Weak revenue growth hurts communities

Recent income tax cuts are taking a bite out of the funds that pay for our parks, bridges, schools and public safety. These funds are supposed to grow as the economy grows, and as need for more teachers, social workers and other public services increases. However, recent income tax cuts mean there will be more kids needing pre-K and more roads needing repair, but about the same amount of dollars available to pay for them.

Last month we took in slightly more general revenue than expected, but only because we had very low expectations for revenue growth to begin with (in fact, revenue was expected to be lower this year than last year). Beating a very low forecast is not winning, growing year-over-year is. So far this year, despite economic growth and continued recovery from the great recession, total general revenue growth was barely positive (only one percent higher than last year). October net available general revenue was only 0.8% above last year.

One percent growth is far from impressive. For reference, fiscal year 2012 was a typical year for revenue growth (post-recession and no major tax changes) and had a healthy 3.9 percent growth rate. Unsurprisingly, much of the slow growth comes from lower income tax revenue. Year-to-date individual income taxes are down a hefty 3.0 percent, a $28.6 million dollar loss compared to last year.

Tax cut proponents expect a dreamlike economic boon to recoup the costs of any lost revenues. If you take a look at any of the other states who have made recent major income tax cuts, or if you ask the majority of economists, you will find that tax cuts don’t lead to economic prosperity. What they do lead to is drained state bank accounts and underfunded programs. Arkansas needs a tax system that can keep up with our growing needs.
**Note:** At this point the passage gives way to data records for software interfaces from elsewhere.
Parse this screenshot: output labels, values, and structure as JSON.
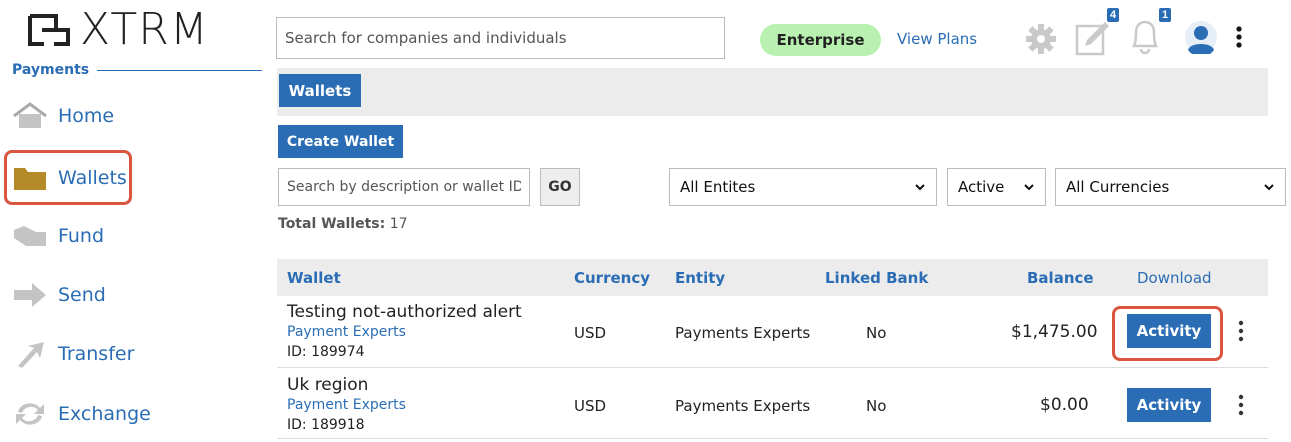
{
  "brand": {
    "name": "XTRM"
  },
  "sidebar": {
    "section": "Payments",
    "items": [
      {
        "label": "Home",
        "icon": "home-icon"
      },
      {
        "label": "Wallets",
        "icon": "folder-icon"
      },
      {
        "label": "Fund",
        "icon": "fund-icon"
      },
      {
        "label": "Send",
        "icon": "send-arrow-icon"
      },
      {
        "label": "Transfer",
        "icon": "transfer-icon"
      },
      {
        "label": "Exchange",
        "icon": "exchange-icon"
      }
    ]
  },
  "topbar": {
    "search_placeholder": "Search for companies and individuals",
    "plan": "Enterprise",
    "view_plans": "View Plans",
    "tasks_count": "4",
    "notifications_count": "1"
  },
  "tabs": [
    {
      "label": "Wallets"
    }
  ],
  "actions": {
    "create_wallet": "Create Wallet"
  },
  "filters": {
    "search_placeholder": "Search by description or wallet ID",
    "go": "GO",
    "entity": "All Entites",
    "status": "Active",
    "currency": "All Currencies"
  },
  "summary": {
    "total_label": "Total Wallets:",
    "total_value": "17"
  },
  "table": {
    "columns": [
      "Wallet",
      "Currency",
      "Entity",
      "Linked Bank",
      "Balance",
      "Download"
    ],
    "rows": [
      {
        "name": "Testing not-authorized alert",
        "company": "Payment Experts",
        "id": "ID: 189974",
        "currency": "USD",
        "entity": "Payments Experts",
        "linked_bank": "No",
        "balance": "$1,475.00",
        "action": "Activity"
      },
      {
        "name": "Uk region",
        "company": "Payment Experts",
        "id": "ID: 189918",
        "currency": "USD",
        "entity": "Payments Experts",
        "linked_bank": "No",
        "balance": "$0.00",
        "action": "Activity"
      }
    ]
  },
  "colors": {
    "accent": "#2a6db5",
    "highlight": "#d9553f",
    "plan_badge": "#b9f1b1",
    "folder": "#b58b2a"
  }
}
If we reverse these tax cuts (that don’t do much to help most working families) we can have an Arkansas with cutting edge schools, social workers with reasonable case-loads, renovated state parks, and quality pre-K – all of which are the true conditions for a successful economy.